  Contacts and Locations
Choosing to participate in a study is an important personal decision. Talk with your doctor and family members or friends about deciding to join a study. To learn more about this study, you or your doctor may contact the study research staff using the Contacts provided below. For general information, see Learn About Clinical Studies.

Please refer to this study by its ClinicalTrials.gov identifier: NCT00930293

Locations
United States, Pennsylvania
Western Psychiatric Institute and Clinic
Pittsburgh, Pennsylvania, United States, 15213
Sponsors and Collaborators
University of Pittsburgh
Investigators
Principal Investigator: Jill M. Cyranowski, PhD University of Pittsburgh
  More Information

No publications provided

Responsible Party: Jill Cyranowski, Associate Professor of Psychiatry and Psychology, University of Pittsburgh
ClinicalTrials.gov Identifier: NCT00930293     History of Changes
Other Study ID Numbers: R01 MH085874, R01MH085874, MH085874-01, PRO08070009, PCC: DSIR 84-CT
Study First Received: June 26, 2009
Last Updated: June 12, 2012
Health Authority: United States: Federal Government

Keywords provided by University of Pittsburgh:
Interpersonal Psychotherapy

Additional relevant MeSH terms:
Anxiety Disorders
Depression
Depressive Disorder
Mental Disorders
Behavioral Symptoms
Mood Disorders
Citalopram
Dexetimide
Serotonin Uptake Inhibitors
Neurotransmitter Uptake Inhibitors
Neurotransmitter Agents
Molecular Mechanisms of Pharmacological Action
Pharmacologic Actions
Serotonin Agents
Physiological Effects of Drugs
Antidepressive Agents, Second-Generation
Antidepressive Agents
Psychotropic Drugs
Central Nervous System Agents
Therapeutic Uses
Antiparkinson Agents
Anti-Dyskinesia Agents
Parasympatholytics
Autonomic Agents
Peripheral Nervous System Agents
Muscarinic Antagonists
Cholinergic Antagonists
Cholinergic Agents

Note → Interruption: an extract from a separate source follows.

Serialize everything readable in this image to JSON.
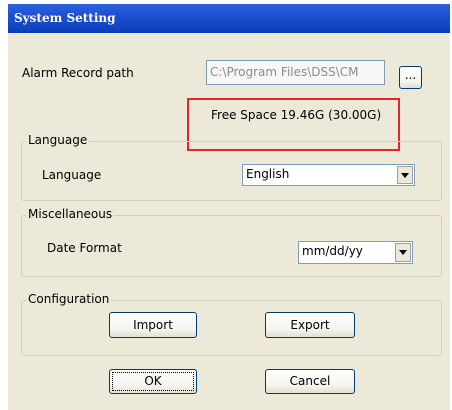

ClinicalTrials.gov processed this record on August 19, 2014